“Grief never fully goes away; but if it can be shared, it can be managed.”Margot Douaihy, Scorched Grace
Today marks three months since Joe breathed his last. In some ways that time feels like an eternity; at other moments I am right back in the grief and shock of that hospital room. The three-month mark seems like a mini milestone, and a good time for me to let you know how I am doing.
There are okay days and tough days, and I know that is going to be true for a while. Sundays are hard. I’m acutely aware of Joe’s absence. He should be sitting outside on the bench before church petting Beppe, the new church cat (who he would love). He should be in the back pew when the service begins, and talking sports and politics with the guys at coffee hour. But the hardest part of Sundays is coming home and not being able to talk about the day with him. That is when the house seems most empty.
I know that people are concerned about me, and I appreciate that. Some have suggested that I could use a sabbatical, some time away to heal. Actually what I need is to do what I’m doing — the work I love in the place I love with the people I love. I do plan to take some time off — a few days in the mountains next week, and photography trips to Alaska in August and Utah in November. Any time outside with my camera is healing. But it is also healing to be back with you.
I’m taking care of myself. I have a therapist who is helping me figure out this new life and how to deal with the grief and pain in a healthy way. I have a network of friends who check in with me regularly and people I know I can call in the tough moments (and I have).

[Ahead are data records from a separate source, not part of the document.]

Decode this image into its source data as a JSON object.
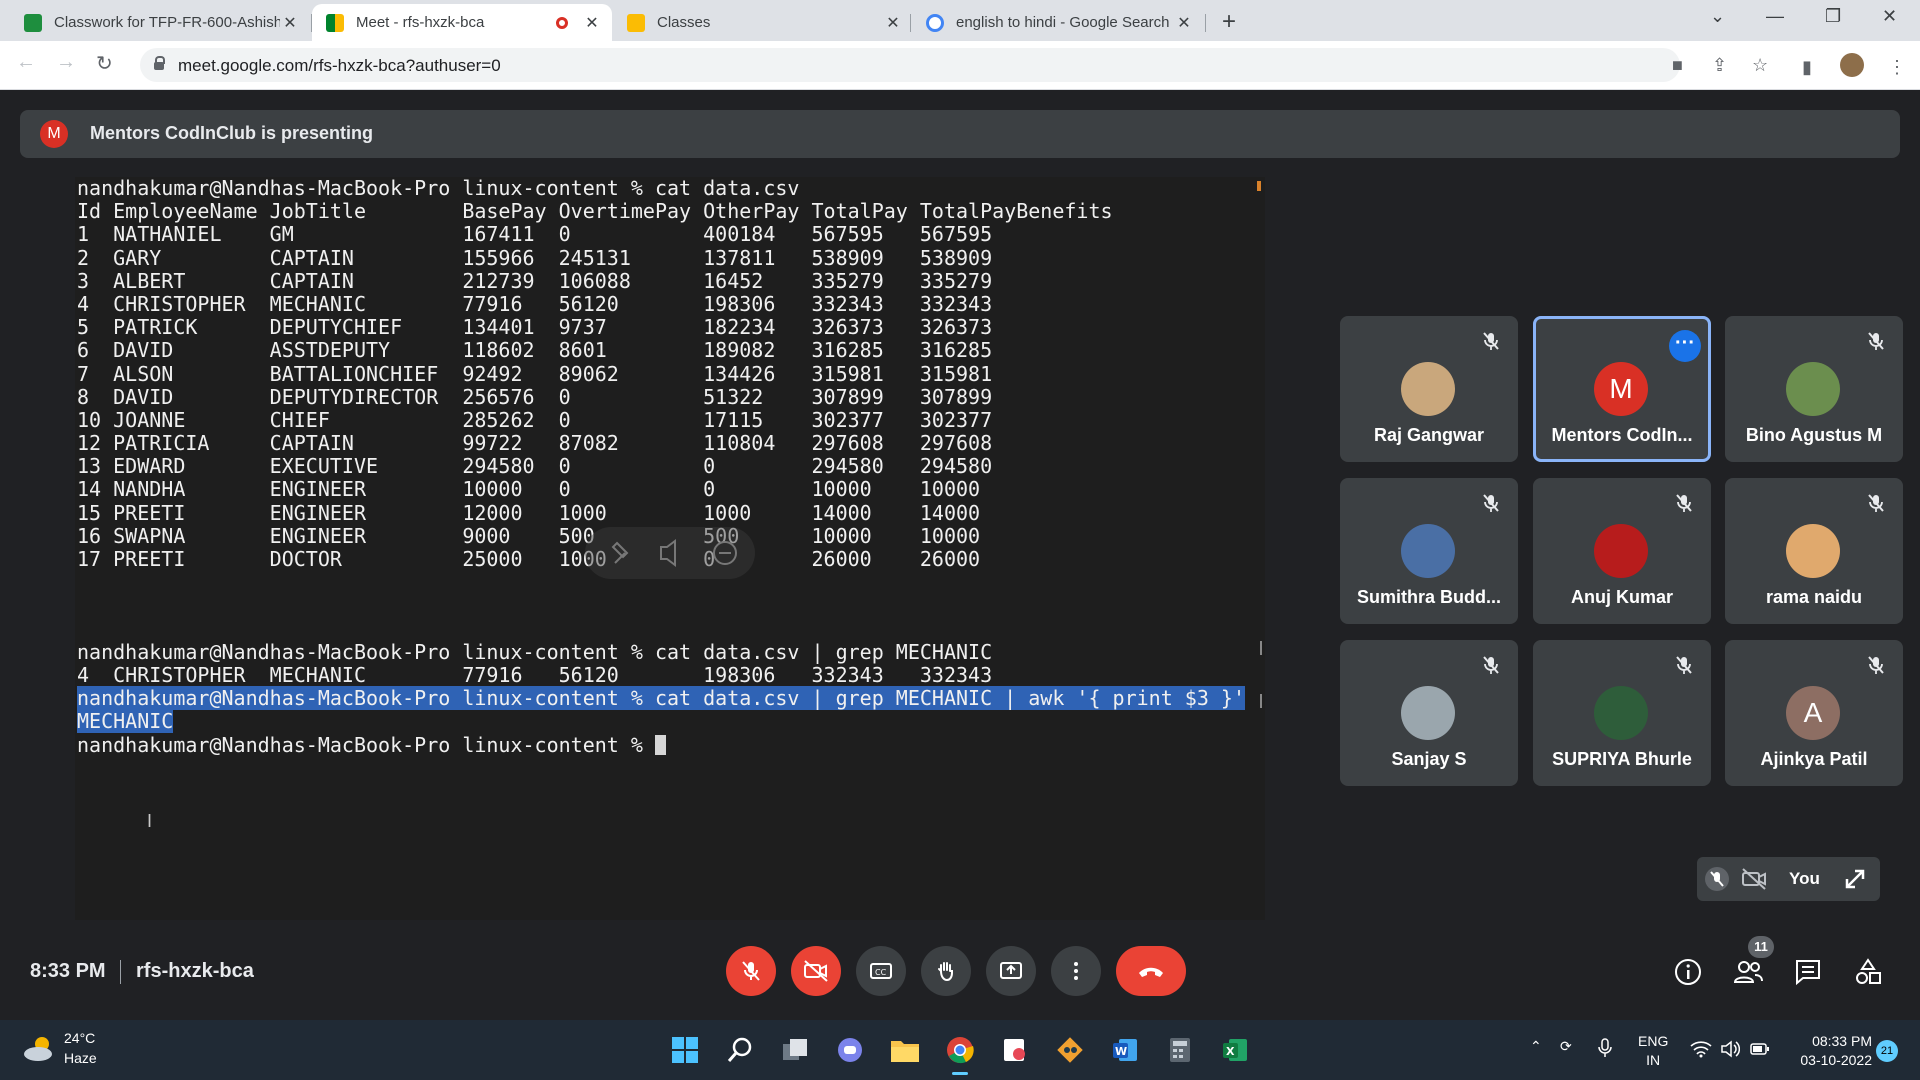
{
  "browser": {
    "tabs": [
      {
        "title": "Classwork for TFP-FR-600-Ashish",
        "close": "✕",
        "favicon_color": "#1e8e3e"
      },
      {
        "title": "Meet - rfs-hxzk-bca",
        "close": "✕",
        "favicon_color": "#00832d"
      },
      {
        "title": "Classes",
        "close": "✕",
        "favicon_color": "#fbbc04"
      },
      {
        "title": "english to hindi - Google Search",
        "close": "✕",
        "favicon_color": "#4285f4"
      }
    ],
    "new_tab": "+",
    "url": "meet.google.com/rfs-hxzk-bca?authuser=0"
  },
  "meet": {
    "presenting_avatar": "M",
    "presenting_text": "Mentors CodInClub is presenting",
    "terminal_lines": [
      "nandhakumar@Nandhas-MacBook-Pro linux-content % cat data.csv",
      "Id EmployeeName JobTitle        BasePay OvertimePay OtherPay TotalPay TotalPayBenefits",
      "1  NATHANIEL    GM              167411  0           400184   567595   567595",
      "2  GARY         CAPTAIN         155966  245131      137811   538909   538909",
      "3  ALBERT       CAPTAIN         212739  106088      16452    335279   335279",
      "4  CHRISTOPHER  MECHANIC        77916   56120       198306   332343   332343",
      "5  PATRICK      DEPUTYCHIEF     134401  9737        182234   326373   326373",
      "6  DAVID        ASSTDEPUTY      118602  8601        189082   316285   316285",
      "7  ALSON        BATTALIONCHIEF  92492   89062       134426   315981   315981",
      "8  DAVID        DEPUTYDIRECTOR  256576  0           51322    307899   307899",
      "10 JOANNE       CHIEF           285262  0           17115    302377   302377",
      "12 PATRICIA     CAPTAIN         99722   87082       110804   297608   297608",
      "13 EDWARD       EXECUTIVE       294580  0           0        294580   294580",
      "14 NANDHA       ENGINEER        10000   0           0        10000    10000",
      "15 PREETI       ENGINEER        12000   1000        1000     14000    14000",
      "16 SWAPNA       ENGINEER        9000    500         500      10000    10000",
      "17 PREETI       DOCTOR          25000   1000        0        26000    26000",
      "",
      "",
      "",
      "nandhakumar@Nandhas-MacBook-Pro linux-content % cat data.csv | grep MECHANIC",
      "4  CHRISTOPHER  MECHANIC        77916   56120       198306   332343   332343",
      "nandhakumar@Nandhas-MacBook-Pro linux-content % cat data.csv | grep MECHANIC | awk '{ print $3 }'",
      "MECHANIC",
      "nandhakumar@Nandhas-MacBook-Pro linux-content % "
    ],
    "participants": [
      {
        "name": "Raj Gangwar",
        "color": "#c9a77c"
      },
      {
        "name": "Mentors CodIn...",
        "color": "#d93025",
        "letter": "M"
      },
      {
        "name": "Bino Agustus M",
        "color": "#6b8e4e"
      },
      {
        "name": "Sumithra Budd...",
        "color": "#4a6fa5"
      },
      {
        "name": "Anuj Kumar",
        "color": "#b71c1c"
      },
      {
        "name": "rama naidu",
        "color": "#e0a96d"
      },
      {
        "name": "Sanjay S",
        "color": "#9aa6ad"
      },
      {
        "name": "SUPRIYA Bhurle",
        "color": "#2e5d3a"
      },
      {
        "name": "Ajinkya Patil",
        "color": "#8d6e63",
        "letter": "A"
      }
    ],
    "self_label": "You",
    "time": "8:33 PM",
    "meeting_code": "rfs-hxzk-bca",
    "people_count": "11"
  },
  "taskbar": {
    "temp": "24°C",
    "condition": "Haze",
    "lang_1": "ENG",
    "lang_2": "IN",
    "time": "08:33 PM",
    "date": "03-10-2022",
    "notifications": "21"
  }
}
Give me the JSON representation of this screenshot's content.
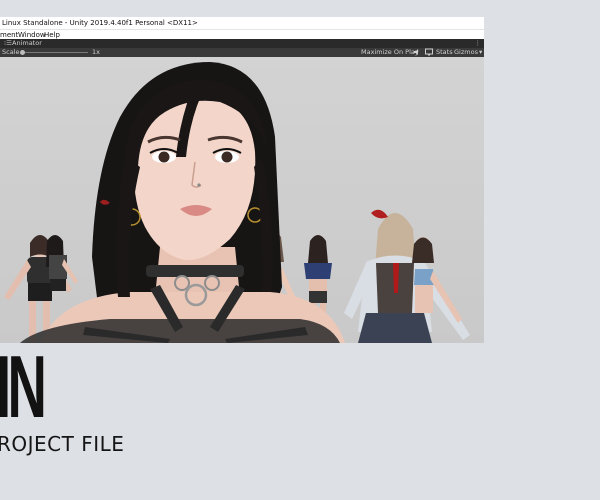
{
  "window": {
    "title": "Linux Standalone - Unity 2019.4.40f1 Personal <DX11>",
    "menu": [
      "ment",
      "Window",
      "Help"
    ]
  },
  "tabbar": {
    "tab_label": "Animator",
    "tab_icon": "animator-icon",
    "more_icon": "kebab-menu-icon"
  },
  "toolbar": {
    "scale_label": "Scale",
    "scale_value": "1x",
    "maximize_label": "Maximize On Play",
    "speaker_icon": "speaker-icon",
    "monitor_icon": "monitor-icon",
    "stats_label": "Stats",
    "gizmos_label": "Gizmos"
  },
  "page_text": {
    "big_letters": "IN",
    "subtitle": "ROJECT FILE"
  },
  "colors": {
    "page_bg": "#dde1e6",
    "titlebar_bg": "#ffffff",
    "tabbar_bg": "#2a2a2a",
    "toolbar_bg": "#3a3a3a",
    "viewport_bg": "#cfcfcf"
  }
}
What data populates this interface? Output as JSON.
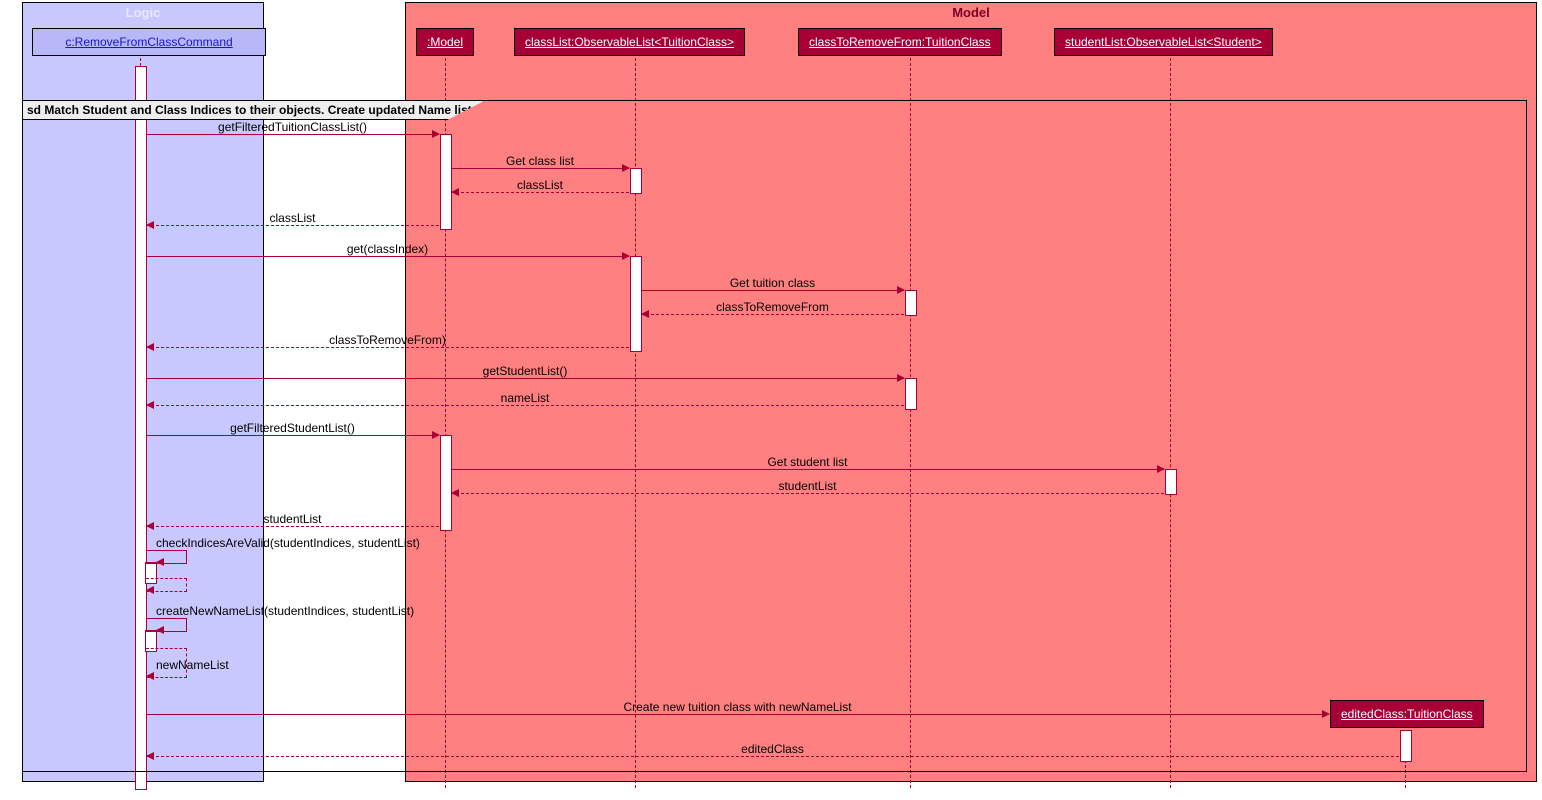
{
  "packages": {
    "logic": {
      "title": "Logic"
    },
    "model": {
      "title": "Model"
    }
  },
  "participants": {
    "c": "c:RemoveFromClassCommand",
    "model": ":Model",
    "classList": "classList:ObservableList<TuitionClass>",
    "classToRemoveFrom": "classToRemoveFrom:TuitionClass",
    "studentList": "studentList:ObservableList<Student>",
    "editedClass": "editedClass:TuitionClass"
  },
  "frame": {
    "label": "sd Match Student and Class Indices to their objects. Create updated Name list."
  },
  "messages": {
    "m1": "getFilteredTuitionClassList()",
    "m2": "Get class list",
    "m3": "classList",
    "m4": "classList",
    "m5": "get(classIndex)",
    "m6": "Get tuition class",
    "m7": "classToRemoveFrom",
    "m8": "classToRemoveFrom)",
    "m9": "getStudentList()",
    "m10": "nameList",
    "m11": "getFilteredStudentList()",
    "m12": "Get student list",
    "m13": "studentList",
    "m14": "studentList",
    "m15": "checkIndicesAreValid(studentIndices, studentList)",
    "m16": "createNewNameList(studentIndices, studentList)",
    "m17": "newNameList",
    "m18": "Create new tuition class with newNameList",
    "m19": "editedClass"
  }
}
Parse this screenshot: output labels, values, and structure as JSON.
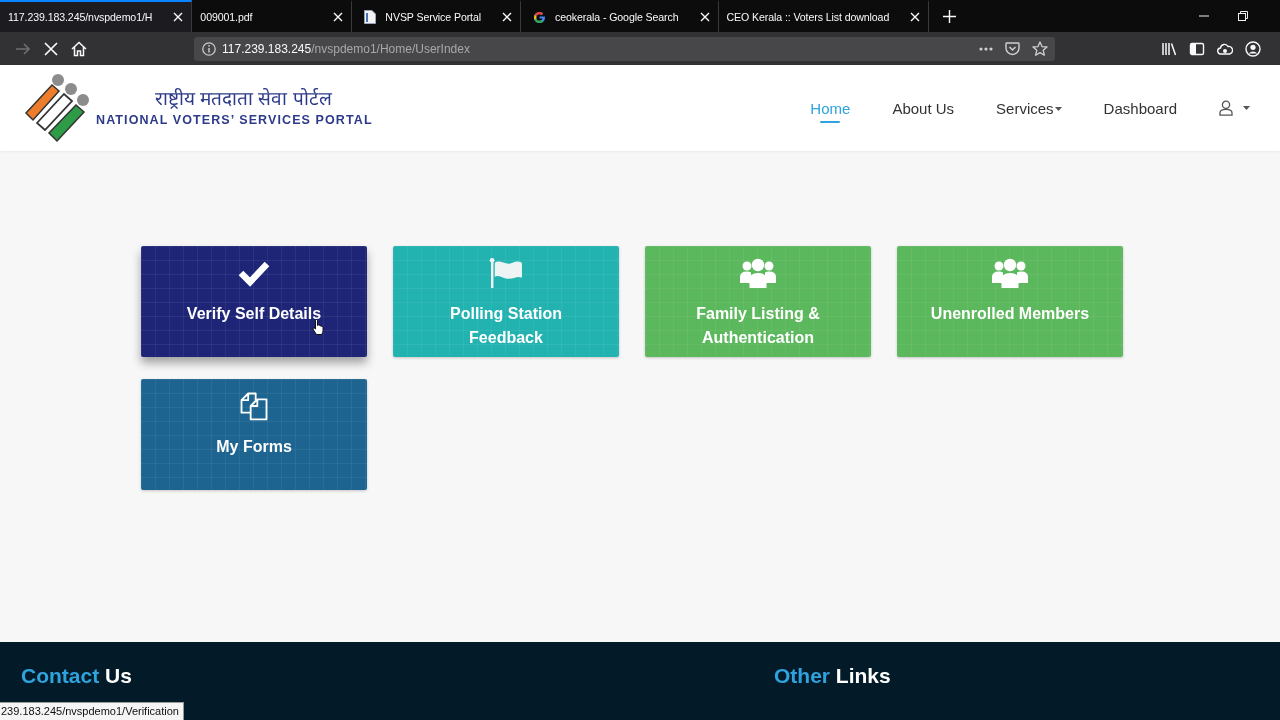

I don’t want you to feel like you have to tiptoe around me, to give me space, or be hesitant to talk to me about what’s going on in your life because you think I have too much going on in mine. It’s okay to ask me how I’m doing and to talk about Joe. And I want you to know that sometimes waves of grief hit me unexpectedly, and if that happens in the middle of a service or when you’re talking to me, and I begin to cry, that’s okay, too. I’m learning that just happens, and it will pass.
The quote at the top of this email is from an unlikely source — a mystery novel in which the protagonist is a tattooed, lesbian, and recovering addict nun in New Orleans. This nun, or her creator, knows something about grief. It can’t be solved. It’s not something to get over. It is ever present. But being able to share it does help. I am fortunate to have people who are willing to walk with me and share in my grief. The acts of kindness extended to us from many people from many parts of our lives over the past five months have been so extraordinary that it takes my breath away.
Joe was the love of my life, my partner in all things, and my biggest supporter. His death is the greatest loss and pain I have ever experienced, and I will feel that loss for as long as I live. But even as I have been overcome with grief I have also felt embraced by the love of so many. Deep loss and great love are both there. I am going to be okay.